══ Data for processing ══
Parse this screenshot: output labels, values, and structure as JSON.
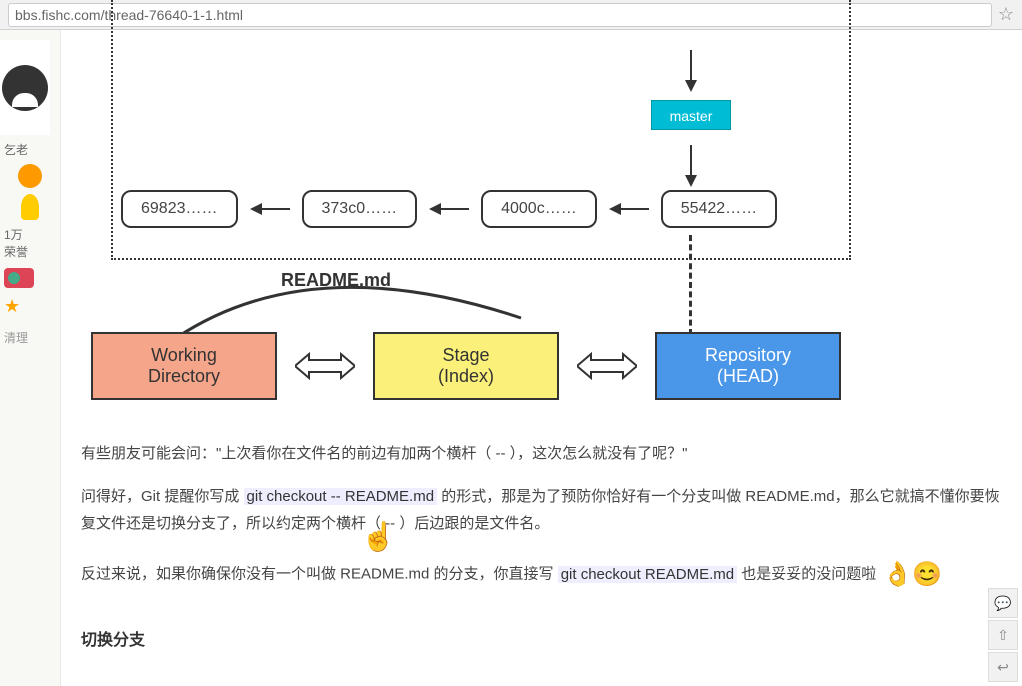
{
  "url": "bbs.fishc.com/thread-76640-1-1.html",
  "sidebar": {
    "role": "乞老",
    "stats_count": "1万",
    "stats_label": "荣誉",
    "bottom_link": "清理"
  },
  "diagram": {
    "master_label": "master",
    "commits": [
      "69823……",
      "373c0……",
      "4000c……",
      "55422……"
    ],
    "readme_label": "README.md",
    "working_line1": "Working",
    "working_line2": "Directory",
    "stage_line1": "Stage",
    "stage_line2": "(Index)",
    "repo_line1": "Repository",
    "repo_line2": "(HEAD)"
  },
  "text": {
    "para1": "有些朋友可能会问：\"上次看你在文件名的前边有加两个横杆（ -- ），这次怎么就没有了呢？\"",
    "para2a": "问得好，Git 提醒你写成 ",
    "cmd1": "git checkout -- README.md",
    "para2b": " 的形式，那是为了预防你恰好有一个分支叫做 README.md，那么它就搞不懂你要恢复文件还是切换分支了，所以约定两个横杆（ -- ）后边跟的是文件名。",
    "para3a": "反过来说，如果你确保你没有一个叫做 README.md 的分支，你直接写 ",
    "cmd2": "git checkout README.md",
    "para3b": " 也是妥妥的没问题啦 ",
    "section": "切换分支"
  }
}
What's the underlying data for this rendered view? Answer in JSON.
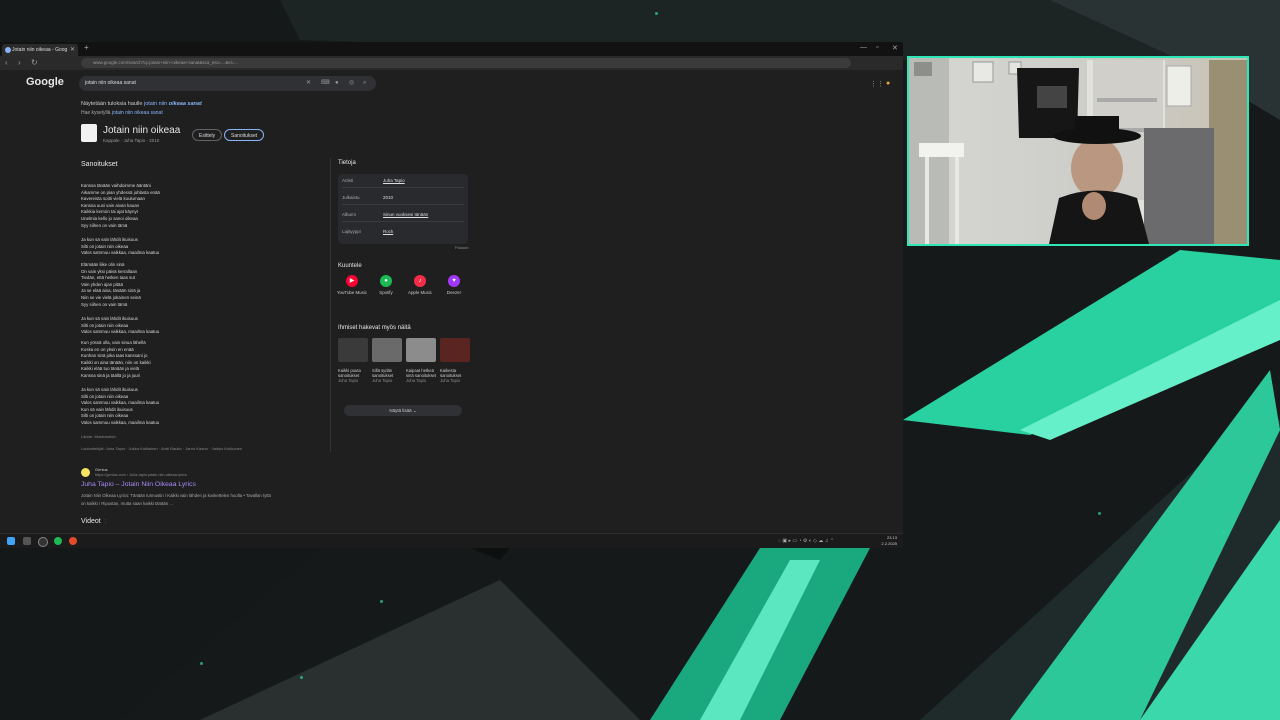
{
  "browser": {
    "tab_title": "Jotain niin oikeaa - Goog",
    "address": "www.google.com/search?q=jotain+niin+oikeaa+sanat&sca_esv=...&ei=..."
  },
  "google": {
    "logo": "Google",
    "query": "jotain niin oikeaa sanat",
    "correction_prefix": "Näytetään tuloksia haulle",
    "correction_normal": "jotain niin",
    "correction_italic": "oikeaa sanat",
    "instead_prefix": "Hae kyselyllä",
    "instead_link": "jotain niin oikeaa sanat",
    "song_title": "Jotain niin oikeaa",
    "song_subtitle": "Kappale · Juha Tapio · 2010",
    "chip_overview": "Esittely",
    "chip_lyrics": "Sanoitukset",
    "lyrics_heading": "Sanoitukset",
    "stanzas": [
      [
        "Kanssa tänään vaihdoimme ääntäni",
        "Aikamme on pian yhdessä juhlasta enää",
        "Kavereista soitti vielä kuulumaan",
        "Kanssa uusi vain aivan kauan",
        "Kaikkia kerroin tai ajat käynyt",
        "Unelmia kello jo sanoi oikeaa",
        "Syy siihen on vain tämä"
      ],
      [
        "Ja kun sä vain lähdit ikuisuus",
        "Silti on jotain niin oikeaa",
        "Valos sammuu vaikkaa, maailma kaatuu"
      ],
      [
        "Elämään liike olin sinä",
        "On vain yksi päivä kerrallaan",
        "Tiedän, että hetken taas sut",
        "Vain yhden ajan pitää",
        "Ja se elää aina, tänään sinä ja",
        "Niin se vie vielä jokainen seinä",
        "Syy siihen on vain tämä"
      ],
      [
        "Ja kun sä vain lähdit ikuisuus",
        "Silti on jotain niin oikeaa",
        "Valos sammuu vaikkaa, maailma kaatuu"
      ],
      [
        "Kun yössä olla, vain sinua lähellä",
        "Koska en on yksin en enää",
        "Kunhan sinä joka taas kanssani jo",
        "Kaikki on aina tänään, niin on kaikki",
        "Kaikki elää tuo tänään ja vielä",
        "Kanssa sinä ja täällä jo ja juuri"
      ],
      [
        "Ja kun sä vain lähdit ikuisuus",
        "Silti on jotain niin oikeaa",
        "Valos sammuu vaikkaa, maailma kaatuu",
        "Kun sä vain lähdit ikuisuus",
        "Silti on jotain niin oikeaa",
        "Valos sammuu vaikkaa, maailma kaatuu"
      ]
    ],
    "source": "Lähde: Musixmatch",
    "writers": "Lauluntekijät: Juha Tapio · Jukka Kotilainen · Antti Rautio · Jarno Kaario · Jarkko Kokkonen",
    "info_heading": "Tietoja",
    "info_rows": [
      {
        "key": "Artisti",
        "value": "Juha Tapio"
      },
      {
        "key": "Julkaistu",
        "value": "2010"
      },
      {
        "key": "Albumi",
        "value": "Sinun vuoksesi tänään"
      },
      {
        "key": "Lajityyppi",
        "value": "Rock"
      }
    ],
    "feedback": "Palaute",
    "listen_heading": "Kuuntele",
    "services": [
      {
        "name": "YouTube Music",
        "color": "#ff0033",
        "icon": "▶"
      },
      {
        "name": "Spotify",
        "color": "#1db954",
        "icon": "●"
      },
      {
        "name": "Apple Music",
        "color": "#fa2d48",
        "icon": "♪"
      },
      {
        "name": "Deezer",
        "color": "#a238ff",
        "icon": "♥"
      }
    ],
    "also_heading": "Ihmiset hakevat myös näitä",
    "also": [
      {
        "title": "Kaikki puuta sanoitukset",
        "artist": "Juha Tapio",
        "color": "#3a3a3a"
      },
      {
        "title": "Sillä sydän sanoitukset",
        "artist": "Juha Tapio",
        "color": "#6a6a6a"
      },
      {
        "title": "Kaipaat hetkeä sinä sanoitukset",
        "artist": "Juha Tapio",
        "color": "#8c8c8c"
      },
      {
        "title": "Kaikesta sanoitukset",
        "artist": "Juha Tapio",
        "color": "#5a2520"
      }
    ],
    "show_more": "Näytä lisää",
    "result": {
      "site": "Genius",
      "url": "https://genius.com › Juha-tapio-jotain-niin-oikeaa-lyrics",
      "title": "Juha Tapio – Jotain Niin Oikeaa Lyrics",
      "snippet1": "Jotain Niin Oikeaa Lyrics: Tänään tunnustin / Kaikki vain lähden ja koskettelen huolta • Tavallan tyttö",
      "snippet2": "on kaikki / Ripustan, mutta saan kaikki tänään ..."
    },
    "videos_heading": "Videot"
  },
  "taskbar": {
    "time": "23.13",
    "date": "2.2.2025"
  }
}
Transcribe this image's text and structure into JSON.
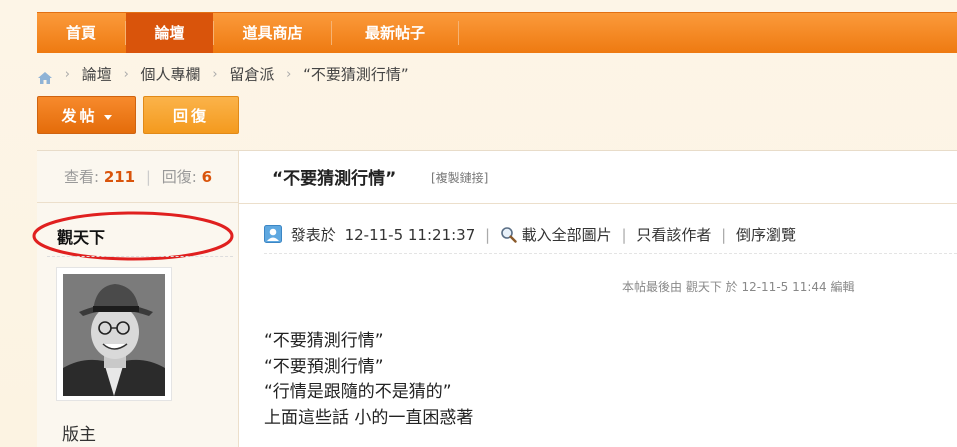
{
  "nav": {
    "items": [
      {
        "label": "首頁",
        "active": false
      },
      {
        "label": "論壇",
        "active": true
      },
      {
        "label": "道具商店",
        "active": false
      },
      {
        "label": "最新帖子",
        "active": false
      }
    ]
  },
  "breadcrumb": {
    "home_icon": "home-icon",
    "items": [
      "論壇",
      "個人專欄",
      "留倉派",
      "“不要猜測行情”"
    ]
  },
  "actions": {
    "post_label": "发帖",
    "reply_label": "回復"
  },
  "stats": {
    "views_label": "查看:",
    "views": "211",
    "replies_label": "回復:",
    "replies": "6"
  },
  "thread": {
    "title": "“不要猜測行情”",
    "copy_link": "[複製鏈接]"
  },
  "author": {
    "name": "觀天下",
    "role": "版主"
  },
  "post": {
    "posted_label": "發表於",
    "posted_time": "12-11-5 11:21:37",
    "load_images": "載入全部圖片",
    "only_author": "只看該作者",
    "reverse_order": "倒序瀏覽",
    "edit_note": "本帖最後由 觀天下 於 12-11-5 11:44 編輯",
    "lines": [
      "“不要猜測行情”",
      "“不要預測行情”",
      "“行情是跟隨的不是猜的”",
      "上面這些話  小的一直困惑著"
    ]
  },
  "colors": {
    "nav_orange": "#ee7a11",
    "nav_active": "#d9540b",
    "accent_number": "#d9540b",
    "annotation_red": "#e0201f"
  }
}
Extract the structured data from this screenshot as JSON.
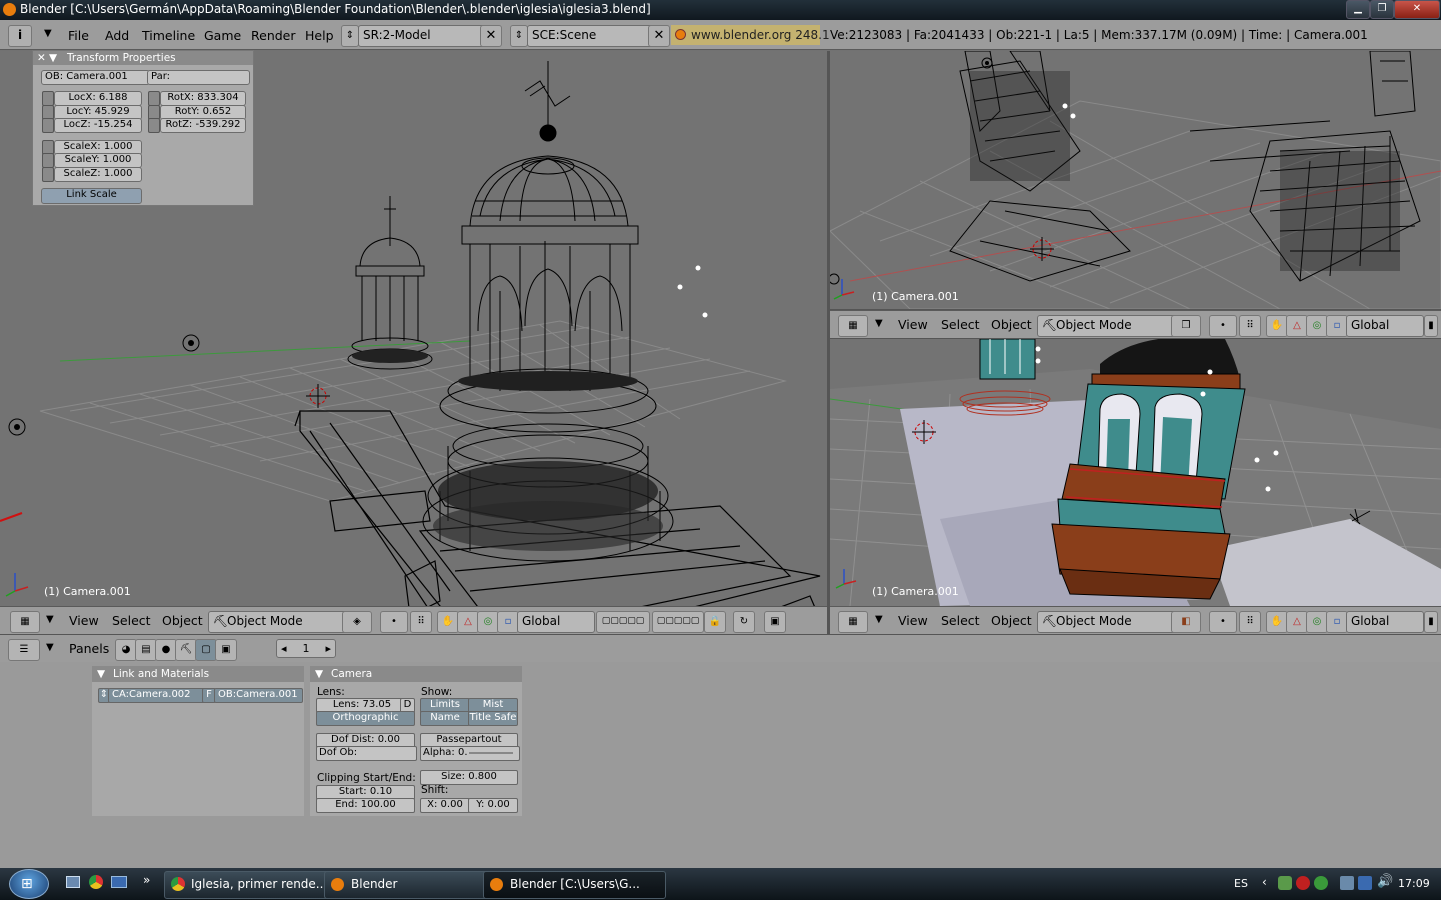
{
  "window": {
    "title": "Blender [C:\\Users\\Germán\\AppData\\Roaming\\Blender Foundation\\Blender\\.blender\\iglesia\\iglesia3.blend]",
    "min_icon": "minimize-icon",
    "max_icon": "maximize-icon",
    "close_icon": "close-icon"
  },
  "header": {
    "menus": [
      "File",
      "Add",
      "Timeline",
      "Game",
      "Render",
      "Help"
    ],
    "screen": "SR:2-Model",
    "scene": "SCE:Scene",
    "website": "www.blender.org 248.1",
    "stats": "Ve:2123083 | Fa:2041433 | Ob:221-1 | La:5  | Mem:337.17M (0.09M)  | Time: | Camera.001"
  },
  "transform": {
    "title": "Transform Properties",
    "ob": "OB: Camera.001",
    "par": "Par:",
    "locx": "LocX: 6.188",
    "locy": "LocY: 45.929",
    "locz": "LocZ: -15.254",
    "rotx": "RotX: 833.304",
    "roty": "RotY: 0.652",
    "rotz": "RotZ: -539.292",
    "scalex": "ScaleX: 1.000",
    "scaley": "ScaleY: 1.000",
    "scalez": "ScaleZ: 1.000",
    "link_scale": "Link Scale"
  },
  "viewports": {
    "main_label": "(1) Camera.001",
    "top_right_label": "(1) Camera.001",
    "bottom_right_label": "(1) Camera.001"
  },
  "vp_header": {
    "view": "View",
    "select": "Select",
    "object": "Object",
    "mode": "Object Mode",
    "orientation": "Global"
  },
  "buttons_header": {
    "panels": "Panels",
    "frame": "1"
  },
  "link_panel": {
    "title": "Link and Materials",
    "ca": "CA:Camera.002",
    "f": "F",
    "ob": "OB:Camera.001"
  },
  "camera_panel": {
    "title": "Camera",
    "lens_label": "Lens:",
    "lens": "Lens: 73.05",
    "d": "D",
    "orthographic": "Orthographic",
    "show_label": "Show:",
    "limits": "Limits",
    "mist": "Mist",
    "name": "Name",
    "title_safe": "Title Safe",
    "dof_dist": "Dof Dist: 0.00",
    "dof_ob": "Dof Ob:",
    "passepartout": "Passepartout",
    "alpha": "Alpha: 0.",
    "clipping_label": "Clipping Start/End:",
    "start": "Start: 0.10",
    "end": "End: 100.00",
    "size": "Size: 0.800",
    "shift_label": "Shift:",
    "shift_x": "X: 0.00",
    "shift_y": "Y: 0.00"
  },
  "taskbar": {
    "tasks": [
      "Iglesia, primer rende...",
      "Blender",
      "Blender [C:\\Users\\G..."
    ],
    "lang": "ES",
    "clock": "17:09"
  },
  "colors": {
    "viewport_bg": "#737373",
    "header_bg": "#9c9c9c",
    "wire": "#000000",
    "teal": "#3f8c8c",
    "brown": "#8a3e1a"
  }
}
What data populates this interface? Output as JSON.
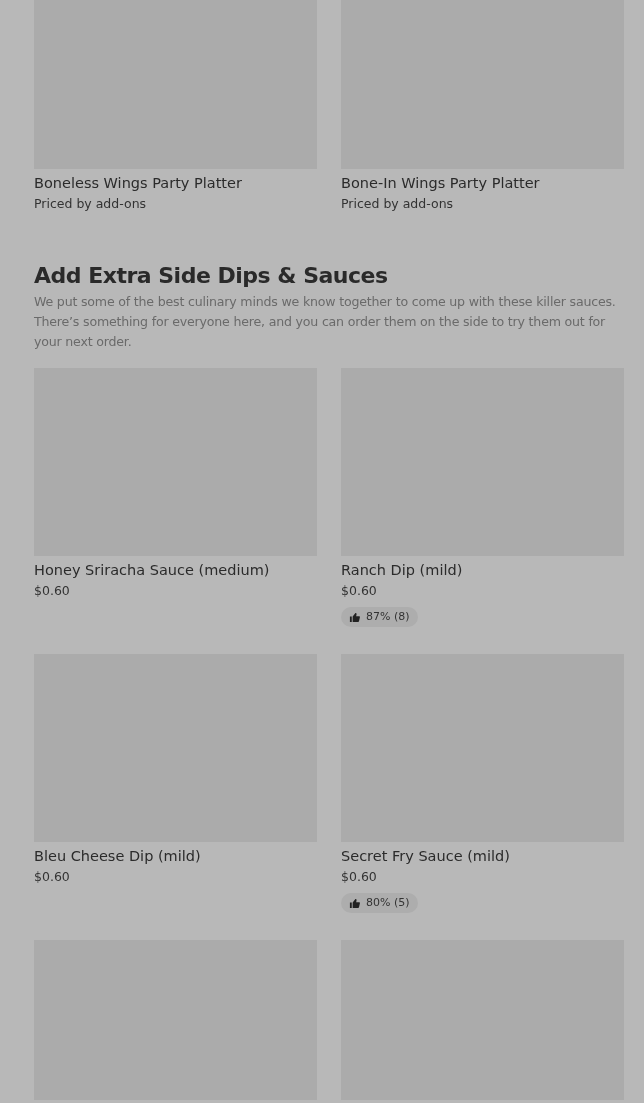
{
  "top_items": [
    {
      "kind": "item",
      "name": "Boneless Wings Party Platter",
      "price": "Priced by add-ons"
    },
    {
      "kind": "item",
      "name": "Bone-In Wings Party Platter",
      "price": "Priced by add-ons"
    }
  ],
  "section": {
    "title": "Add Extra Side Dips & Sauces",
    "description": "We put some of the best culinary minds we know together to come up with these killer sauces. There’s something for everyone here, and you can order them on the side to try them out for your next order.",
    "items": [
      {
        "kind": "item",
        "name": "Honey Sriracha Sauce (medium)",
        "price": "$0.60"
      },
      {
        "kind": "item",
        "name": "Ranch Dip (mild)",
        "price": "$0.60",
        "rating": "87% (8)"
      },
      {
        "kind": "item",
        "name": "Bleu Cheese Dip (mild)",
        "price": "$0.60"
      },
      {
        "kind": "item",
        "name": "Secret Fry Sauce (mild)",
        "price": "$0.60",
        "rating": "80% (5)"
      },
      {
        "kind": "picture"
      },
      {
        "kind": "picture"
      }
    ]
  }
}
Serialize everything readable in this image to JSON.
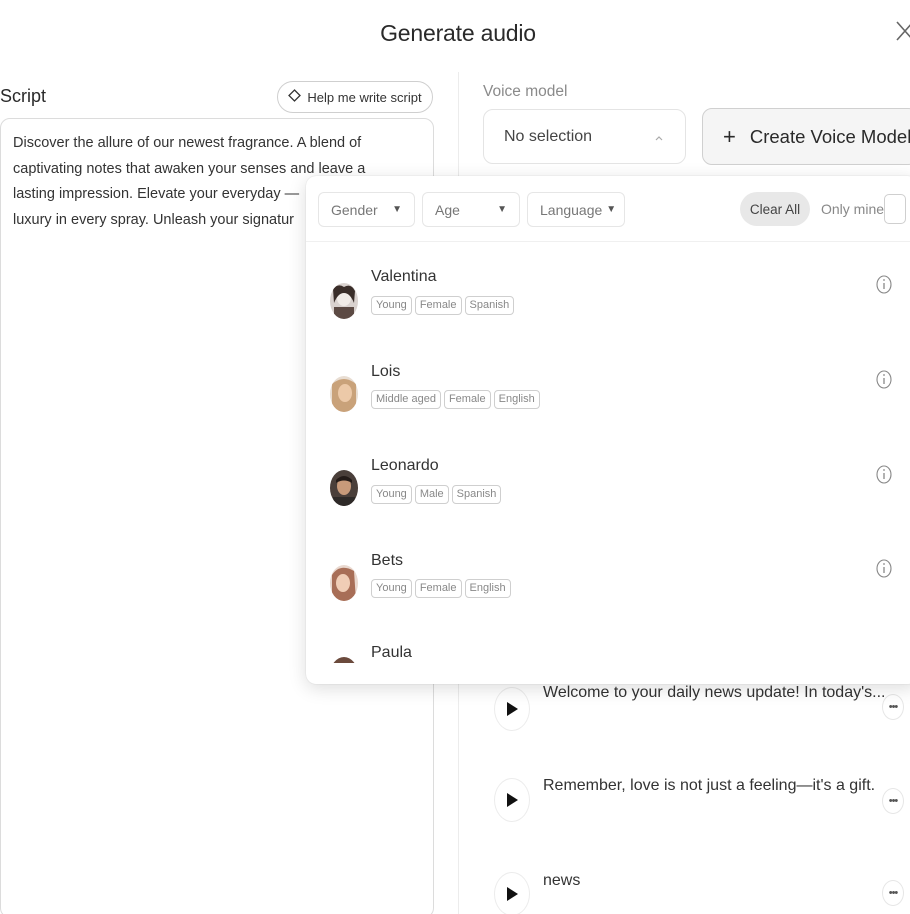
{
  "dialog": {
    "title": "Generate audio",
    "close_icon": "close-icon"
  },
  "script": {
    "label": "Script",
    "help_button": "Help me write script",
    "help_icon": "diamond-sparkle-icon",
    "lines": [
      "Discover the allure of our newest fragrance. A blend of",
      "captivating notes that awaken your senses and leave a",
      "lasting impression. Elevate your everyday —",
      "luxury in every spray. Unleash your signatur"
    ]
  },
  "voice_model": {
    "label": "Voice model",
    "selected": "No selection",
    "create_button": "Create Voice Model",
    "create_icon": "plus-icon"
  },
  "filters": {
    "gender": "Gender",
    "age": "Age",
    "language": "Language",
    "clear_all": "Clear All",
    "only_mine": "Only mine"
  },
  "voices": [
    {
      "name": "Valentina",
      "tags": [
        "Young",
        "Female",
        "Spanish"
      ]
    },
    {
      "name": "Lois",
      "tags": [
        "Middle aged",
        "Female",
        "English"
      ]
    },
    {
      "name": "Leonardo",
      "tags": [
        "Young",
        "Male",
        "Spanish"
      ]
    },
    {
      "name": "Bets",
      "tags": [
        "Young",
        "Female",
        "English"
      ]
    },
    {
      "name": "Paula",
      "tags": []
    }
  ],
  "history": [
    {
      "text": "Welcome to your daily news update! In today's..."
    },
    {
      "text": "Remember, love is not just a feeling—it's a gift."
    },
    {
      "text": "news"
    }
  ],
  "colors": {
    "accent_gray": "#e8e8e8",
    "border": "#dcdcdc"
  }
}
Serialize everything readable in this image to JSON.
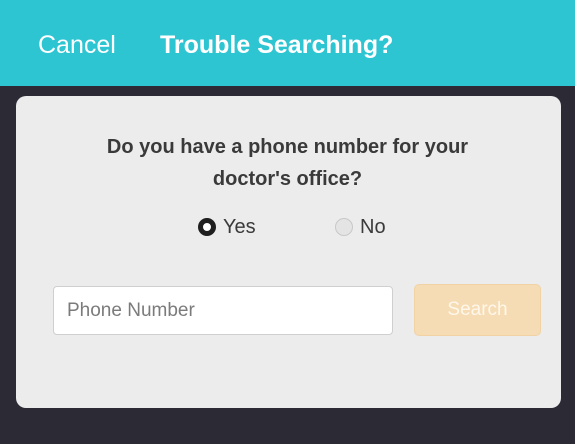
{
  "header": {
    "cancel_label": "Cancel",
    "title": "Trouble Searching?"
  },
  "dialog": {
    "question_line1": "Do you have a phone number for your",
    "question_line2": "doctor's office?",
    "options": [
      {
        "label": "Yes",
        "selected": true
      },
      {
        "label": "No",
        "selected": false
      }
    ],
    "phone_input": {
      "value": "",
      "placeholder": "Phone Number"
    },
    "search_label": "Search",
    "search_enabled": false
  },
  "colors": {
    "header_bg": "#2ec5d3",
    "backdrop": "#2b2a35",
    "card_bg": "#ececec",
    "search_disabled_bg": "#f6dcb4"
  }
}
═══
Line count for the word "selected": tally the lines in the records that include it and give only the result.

Task response: 3